In 1944, as Roosevelt sought an unprecedented fourth term as president, Truman was selected as his running mate, replacing Vice President Henry Wallace (1888-1965), a divisive figure in the Democratic Party. (Truman, a moderate Democrat, was jokingly referred to as the “second Missouri Compromise.”) In the general election, Roosevelt easily defeated Republican Thomas Dewey, the governor of New York, and was sworn into office on January 20, 1945.
Less than three months later, on April 12, 1945, the president died suddenly of a cerebral hemorrhage at age 63.

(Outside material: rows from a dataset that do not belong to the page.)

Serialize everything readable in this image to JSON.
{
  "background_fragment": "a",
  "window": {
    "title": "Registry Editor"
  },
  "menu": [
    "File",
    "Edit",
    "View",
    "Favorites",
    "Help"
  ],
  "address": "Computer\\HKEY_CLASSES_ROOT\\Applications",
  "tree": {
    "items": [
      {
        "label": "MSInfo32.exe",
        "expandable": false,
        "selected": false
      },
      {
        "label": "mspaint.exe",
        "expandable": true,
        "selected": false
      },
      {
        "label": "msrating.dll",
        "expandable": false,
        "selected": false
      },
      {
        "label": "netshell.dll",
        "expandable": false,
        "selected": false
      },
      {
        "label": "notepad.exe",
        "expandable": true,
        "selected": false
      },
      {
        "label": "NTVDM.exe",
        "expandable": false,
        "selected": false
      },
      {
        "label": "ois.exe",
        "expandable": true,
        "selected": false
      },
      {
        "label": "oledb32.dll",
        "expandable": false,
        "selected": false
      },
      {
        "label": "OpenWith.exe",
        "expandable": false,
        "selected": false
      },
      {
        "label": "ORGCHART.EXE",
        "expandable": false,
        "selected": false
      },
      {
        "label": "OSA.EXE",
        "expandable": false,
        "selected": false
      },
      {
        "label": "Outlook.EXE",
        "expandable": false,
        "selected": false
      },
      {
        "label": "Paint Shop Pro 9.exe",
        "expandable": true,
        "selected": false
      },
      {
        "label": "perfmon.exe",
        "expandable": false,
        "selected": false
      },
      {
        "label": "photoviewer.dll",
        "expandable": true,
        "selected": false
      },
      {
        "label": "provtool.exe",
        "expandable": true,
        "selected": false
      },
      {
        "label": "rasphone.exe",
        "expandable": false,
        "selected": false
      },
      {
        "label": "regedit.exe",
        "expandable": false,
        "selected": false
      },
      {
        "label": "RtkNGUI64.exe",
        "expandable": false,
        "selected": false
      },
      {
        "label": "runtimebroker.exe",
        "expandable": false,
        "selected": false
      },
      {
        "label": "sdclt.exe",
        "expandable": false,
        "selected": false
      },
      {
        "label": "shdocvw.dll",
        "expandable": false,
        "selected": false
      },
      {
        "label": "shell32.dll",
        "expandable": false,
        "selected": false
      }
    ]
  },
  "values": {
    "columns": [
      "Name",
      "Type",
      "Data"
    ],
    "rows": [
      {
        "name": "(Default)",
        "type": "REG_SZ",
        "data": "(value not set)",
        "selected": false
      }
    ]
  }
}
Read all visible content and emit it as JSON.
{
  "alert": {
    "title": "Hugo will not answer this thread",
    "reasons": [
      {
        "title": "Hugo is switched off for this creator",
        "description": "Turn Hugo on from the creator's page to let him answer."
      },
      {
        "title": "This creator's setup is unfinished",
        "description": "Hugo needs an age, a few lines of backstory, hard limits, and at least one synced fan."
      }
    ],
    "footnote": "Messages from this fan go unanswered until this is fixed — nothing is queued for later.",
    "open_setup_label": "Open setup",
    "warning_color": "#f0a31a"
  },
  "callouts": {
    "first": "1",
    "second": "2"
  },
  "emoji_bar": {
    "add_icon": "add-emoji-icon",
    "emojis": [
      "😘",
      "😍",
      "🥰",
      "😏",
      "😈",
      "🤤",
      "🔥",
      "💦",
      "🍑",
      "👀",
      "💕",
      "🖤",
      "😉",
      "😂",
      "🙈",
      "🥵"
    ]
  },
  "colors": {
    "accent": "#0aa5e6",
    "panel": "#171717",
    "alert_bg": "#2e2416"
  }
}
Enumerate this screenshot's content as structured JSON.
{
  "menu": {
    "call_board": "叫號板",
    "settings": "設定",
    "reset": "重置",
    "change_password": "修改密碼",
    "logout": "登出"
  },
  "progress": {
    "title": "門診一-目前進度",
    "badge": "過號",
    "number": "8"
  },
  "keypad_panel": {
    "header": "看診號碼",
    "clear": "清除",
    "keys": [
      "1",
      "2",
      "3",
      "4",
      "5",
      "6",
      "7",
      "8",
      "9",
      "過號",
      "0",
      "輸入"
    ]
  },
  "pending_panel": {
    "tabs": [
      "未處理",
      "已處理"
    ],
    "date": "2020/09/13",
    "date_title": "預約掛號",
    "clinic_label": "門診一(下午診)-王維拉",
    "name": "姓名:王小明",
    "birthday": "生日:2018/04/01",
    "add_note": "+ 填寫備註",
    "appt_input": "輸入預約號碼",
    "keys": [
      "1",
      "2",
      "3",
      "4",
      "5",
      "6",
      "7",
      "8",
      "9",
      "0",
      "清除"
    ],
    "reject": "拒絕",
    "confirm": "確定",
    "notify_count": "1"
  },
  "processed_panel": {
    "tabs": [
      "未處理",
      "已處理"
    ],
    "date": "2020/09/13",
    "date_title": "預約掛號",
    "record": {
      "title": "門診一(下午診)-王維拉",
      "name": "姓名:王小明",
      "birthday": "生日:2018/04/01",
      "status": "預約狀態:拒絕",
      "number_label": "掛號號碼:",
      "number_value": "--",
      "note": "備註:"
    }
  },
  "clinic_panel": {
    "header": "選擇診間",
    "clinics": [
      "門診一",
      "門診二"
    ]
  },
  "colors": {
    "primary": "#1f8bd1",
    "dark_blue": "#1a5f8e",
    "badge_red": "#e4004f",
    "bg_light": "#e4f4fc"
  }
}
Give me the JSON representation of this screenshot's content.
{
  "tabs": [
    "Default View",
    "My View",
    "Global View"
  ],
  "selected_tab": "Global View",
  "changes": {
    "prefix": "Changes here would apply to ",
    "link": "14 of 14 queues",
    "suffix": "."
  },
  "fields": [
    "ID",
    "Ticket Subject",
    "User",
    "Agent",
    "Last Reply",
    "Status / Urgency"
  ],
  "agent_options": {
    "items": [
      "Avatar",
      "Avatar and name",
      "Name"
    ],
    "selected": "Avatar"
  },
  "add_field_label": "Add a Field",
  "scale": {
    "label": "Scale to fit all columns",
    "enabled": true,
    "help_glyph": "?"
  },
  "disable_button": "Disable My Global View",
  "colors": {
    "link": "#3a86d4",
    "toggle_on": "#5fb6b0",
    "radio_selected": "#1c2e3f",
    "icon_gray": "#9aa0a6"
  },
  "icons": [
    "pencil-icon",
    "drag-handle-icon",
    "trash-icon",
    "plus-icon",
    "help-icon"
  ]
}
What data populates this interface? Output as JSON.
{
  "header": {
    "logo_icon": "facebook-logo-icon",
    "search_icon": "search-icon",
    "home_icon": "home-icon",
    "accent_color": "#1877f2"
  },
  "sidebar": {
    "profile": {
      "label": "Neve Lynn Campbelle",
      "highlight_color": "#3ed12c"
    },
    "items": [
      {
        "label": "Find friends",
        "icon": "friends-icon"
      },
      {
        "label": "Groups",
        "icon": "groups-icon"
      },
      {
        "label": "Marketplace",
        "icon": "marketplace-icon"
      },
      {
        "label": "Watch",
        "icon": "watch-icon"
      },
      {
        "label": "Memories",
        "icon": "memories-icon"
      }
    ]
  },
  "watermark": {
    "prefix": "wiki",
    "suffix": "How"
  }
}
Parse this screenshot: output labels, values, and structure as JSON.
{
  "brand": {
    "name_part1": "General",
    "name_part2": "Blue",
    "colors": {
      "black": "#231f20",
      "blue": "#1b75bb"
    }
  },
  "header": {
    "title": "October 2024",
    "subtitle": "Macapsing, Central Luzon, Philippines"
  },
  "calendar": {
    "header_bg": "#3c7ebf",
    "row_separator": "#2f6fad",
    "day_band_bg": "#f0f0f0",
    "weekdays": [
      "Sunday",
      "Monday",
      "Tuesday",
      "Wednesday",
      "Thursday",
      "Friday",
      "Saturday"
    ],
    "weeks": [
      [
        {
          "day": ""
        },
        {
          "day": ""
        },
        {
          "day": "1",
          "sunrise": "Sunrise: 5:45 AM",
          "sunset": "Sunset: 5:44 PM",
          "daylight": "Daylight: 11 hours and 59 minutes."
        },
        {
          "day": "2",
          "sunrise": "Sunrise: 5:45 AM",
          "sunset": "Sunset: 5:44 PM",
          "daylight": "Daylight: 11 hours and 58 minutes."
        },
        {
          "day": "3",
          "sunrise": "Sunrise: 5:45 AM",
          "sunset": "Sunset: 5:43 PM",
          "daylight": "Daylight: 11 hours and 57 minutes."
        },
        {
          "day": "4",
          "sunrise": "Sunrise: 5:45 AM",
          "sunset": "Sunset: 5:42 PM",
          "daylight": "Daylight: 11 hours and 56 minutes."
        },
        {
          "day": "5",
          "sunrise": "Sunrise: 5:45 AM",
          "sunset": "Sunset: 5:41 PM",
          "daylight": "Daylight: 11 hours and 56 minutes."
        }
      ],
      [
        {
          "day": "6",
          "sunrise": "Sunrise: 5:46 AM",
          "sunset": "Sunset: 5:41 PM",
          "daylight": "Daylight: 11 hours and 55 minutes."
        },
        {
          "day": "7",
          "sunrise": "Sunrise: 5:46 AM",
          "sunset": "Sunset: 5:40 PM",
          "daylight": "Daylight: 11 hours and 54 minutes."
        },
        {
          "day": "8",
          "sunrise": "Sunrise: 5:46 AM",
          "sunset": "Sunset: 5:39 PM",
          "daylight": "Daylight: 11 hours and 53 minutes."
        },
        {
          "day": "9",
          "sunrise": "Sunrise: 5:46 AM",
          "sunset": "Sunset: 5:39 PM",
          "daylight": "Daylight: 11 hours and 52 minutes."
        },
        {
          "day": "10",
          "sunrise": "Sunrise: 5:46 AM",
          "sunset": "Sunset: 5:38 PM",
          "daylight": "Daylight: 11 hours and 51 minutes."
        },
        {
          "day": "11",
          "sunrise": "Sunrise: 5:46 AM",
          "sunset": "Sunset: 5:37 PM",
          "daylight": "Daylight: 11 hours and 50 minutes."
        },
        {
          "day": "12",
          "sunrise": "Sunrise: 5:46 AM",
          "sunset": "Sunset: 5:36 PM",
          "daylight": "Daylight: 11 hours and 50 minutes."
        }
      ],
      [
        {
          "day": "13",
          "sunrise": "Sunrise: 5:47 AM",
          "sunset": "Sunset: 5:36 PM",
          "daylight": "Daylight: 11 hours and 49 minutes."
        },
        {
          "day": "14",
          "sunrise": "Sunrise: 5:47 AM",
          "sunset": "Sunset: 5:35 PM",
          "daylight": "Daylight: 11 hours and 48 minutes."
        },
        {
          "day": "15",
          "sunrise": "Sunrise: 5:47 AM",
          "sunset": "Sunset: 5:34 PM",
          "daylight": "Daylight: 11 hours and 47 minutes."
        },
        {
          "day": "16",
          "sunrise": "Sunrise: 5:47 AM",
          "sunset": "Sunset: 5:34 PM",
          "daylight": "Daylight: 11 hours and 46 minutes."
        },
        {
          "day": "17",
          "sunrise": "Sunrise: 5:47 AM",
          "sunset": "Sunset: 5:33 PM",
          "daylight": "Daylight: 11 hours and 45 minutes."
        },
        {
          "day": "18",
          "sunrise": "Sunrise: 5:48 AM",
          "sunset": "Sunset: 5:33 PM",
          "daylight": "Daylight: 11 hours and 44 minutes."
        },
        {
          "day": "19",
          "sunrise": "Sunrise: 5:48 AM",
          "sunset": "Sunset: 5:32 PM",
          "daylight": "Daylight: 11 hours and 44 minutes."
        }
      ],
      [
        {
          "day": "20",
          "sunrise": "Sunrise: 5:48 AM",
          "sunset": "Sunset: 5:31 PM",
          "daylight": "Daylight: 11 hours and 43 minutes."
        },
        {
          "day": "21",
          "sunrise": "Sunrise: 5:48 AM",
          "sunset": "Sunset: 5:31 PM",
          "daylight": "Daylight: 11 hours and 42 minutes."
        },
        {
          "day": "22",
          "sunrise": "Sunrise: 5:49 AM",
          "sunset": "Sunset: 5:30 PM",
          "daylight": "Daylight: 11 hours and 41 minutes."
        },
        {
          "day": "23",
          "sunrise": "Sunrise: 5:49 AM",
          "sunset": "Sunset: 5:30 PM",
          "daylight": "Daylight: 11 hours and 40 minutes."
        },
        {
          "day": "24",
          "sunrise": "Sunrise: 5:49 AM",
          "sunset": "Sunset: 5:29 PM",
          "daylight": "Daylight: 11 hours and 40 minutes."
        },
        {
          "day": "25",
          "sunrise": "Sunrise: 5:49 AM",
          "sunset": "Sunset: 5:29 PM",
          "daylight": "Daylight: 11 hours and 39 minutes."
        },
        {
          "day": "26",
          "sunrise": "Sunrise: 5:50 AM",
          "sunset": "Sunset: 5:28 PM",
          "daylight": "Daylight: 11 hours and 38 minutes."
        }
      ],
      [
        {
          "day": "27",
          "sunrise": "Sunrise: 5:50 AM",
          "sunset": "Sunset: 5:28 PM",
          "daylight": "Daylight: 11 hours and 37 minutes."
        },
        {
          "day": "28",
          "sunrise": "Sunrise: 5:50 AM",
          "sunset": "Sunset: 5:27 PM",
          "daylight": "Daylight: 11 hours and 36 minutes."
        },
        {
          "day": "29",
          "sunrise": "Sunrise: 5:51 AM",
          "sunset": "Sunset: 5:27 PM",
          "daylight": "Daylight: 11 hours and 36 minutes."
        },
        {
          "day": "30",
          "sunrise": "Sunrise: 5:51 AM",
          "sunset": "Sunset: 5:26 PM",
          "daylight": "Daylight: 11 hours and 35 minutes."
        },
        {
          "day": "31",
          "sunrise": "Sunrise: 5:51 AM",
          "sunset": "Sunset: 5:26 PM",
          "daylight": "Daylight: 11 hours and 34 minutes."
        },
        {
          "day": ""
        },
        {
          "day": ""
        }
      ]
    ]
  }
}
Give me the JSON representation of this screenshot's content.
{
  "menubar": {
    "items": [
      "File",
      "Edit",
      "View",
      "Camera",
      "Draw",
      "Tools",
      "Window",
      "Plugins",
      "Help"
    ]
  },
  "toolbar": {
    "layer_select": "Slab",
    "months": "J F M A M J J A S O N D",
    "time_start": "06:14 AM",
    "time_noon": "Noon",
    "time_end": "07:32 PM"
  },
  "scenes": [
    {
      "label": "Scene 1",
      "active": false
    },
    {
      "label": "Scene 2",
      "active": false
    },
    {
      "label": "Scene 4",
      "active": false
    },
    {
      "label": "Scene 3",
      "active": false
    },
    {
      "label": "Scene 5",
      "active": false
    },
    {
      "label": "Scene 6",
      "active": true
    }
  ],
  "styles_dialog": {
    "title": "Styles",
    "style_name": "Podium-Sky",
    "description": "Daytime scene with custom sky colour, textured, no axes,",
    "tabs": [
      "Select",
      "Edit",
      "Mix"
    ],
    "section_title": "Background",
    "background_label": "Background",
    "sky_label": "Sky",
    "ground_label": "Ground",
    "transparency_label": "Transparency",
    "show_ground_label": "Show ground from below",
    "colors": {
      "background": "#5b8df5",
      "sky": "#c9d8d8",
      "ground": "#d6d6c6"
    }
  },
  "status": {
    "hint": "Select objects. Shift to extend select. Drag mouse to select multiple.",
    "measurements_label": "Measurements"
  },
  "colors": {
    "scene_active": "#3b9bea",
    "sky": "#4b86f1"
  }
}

Several hours after learning of Roosevelt’s death, a stunned Truman was given the oath of office in the White House by Chief Justice Harlan Stone (1872-1946). The new president later told reporters, “I don’t know if you fellas ever had a load of hay fall on you, but when they told me what happened yesterday, I felt like the moon, the stars and all the planets had fallen on me.”
In 1947, he introduced the Truman Doctrine to provide aid to Greece and Turkey in an effort to protect them from communist aggression. That same year, Truman also instituted the Marshall Plan, which gave billions of dollars in aid to help stimulate economic recovery in European nations. (The president defended the plan by stating that communism would thrive in economically depressed regions.) In 1948, Truman initiated an airlift of food and other supplies to the Western-held sectors of Berlin, Germany, that were blockaded by the Soviets.
He also recognized the new state of Israel.
The Transition from Franklin D. Roosevelt to Harry S. Truman.
On 12 April 1945, Truman became the 33rd President of the U.S.
To save an estimated 300,000 American lives in the Pacific War, Truman approved the dropping of two atomic bombs on Japan, 6 and 9 August 1945. Japan surrendered on 14 August.
The “Truman Doctrine,” NATO, and the Marshall Plan were Truman’s barrier to Soviet world domination.
He also established a civil rights committee and encouraged fighting against segregation.
Learn how the Truman Doctrine marked the beginning of the Cold War, how it shaped America’s attitude towards communism and how it shifted its foreign policy on interventionism with its involvement in the Mediterranean after World War II.
Outtakes from Decision: The Conflicts of Harry S. Truman. President Harry S. Truman discussing his time overseas during World War I.